Baro't saya

From Wikipedia, the free encyclopedia
Jump to: navigation, search
A family belonging to the Principalía or lowland Christian nobility and aristocracy, wearing the Barong Tagalog and Baro't Saya.

The Baro’t saya is the unofficial national dress of the Philippines.

Etymology[edit]

The name is a contraction of the Tagalog phrase "baro at sayà". Baro is a generic term glossed as "outfit", "upper dress", or "clothing" (a cognate of the Malay and Indonesian baju), and is also found in the term Barong tagalog, itself a contraction of "baro ng Tagalog" ("Tagalog clothing"). Saya, meanwhile, is a term for a woman's dress, particularly a skirt.

History[edit]

Pre-Hispanic clothing of Tagalog nobility in the 16th century Boxer Codex, featuring a woman dressed in a prototype to the Baro't saya

This indigenous mode of dressing in the Philippines was heavily influenced by the country's Spanish Era. In the pre-colonial period, the half-naked style for women consisted only of the saya (long, wrap-around skirt) or tapis (knee-length wrap-around skirt) covering the lower half of the body. The upper torso and breasts were left bare, but this was gradually covered with the "baro", which was a collarless blouse.

The early pre-colonial clothing of groups such as the Tagalogs and Visayans included both the baro and saya made from silk in matching colours. This style was exclusively worn by the women from the upper caste, while those of lower castes wore baro made from pounded white bark fibre. Modern groups whose traditional attire still closely resembles these more ancient styles include the Tumandok of Panay—the only Visayan people that were not hispanised; various Moro peoples; and the indigenous Lumad tribes in the interior of Mindanao.[1]

Components[edit]
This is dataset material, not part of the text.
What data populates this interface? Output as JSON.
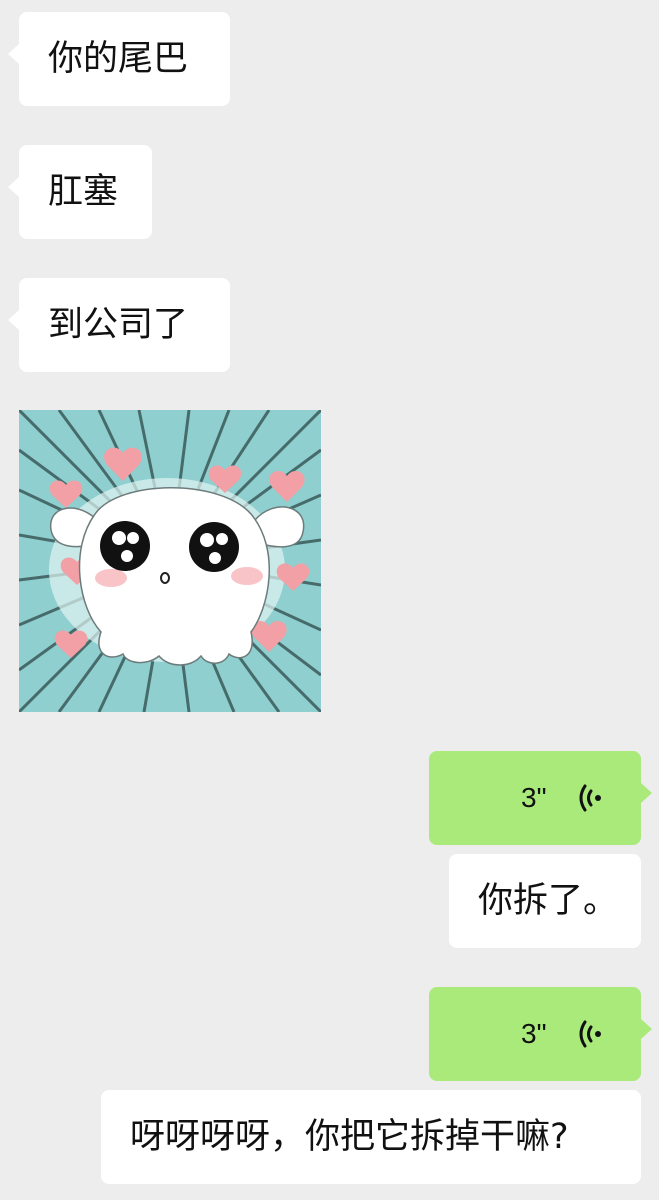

Due to Spanish colonisation, the basic outfit had evolved into a many-layered ensemble. At the height of its complexity towards the end of the 19th century, the dress consisted of the following pieces:

  • kimona, or inner blouse.
  • baro, an often gauzy outer shirt with fine embroidery and wide sleeves.
  • pañuelo or piano shawl, starched to achieve a raised look.
  • naguas or starched petticoat. The name is derived from the Spanish enagua, and is mentioned in the folk song Paru-parong Bukid ("Farmland Butterfly").
  • saya or the skirt proper. This is laid over the naguas and either bunched at the back to mirror the then-fashionable polonaise or given a de cola or finely-embroidered train.
  • tapis, a descendant of the pre-colonial wrap-around skirt, which covers the upper half of the saya. Upper-class women could afford to have intricate tapis made of fine lace, while poorer ladies donned tapis in plainer, opaque fabrics.

Variations[edit]

Some variations of the baro't saya are the Maria Clara gown, the ensemble having the addition of the alampáy or pañuelo, a large kerchief or shawl wrapped around the shoulders that may be drawn over the head as a makeshift veil.

The ternó (which was often a single piece sometimes disposed of the pañuelo altogether), has butterfly sleeves and streamlined look which mirrored the then-current tastes and aesthetics of the American colonists. This design was especially popularized by the former First Lady Imelda Marcos.

The Balintawák was a simplified version of the dress popular with the masses, with the saya being knee-length and the pañuelo replaced with a small cloth draped on one shoulder. Women wearing this style would sometimes cover their head in a kerchief of the same fabric as the draped cloth and the saya or tapis.

See also[edit]

References[edit]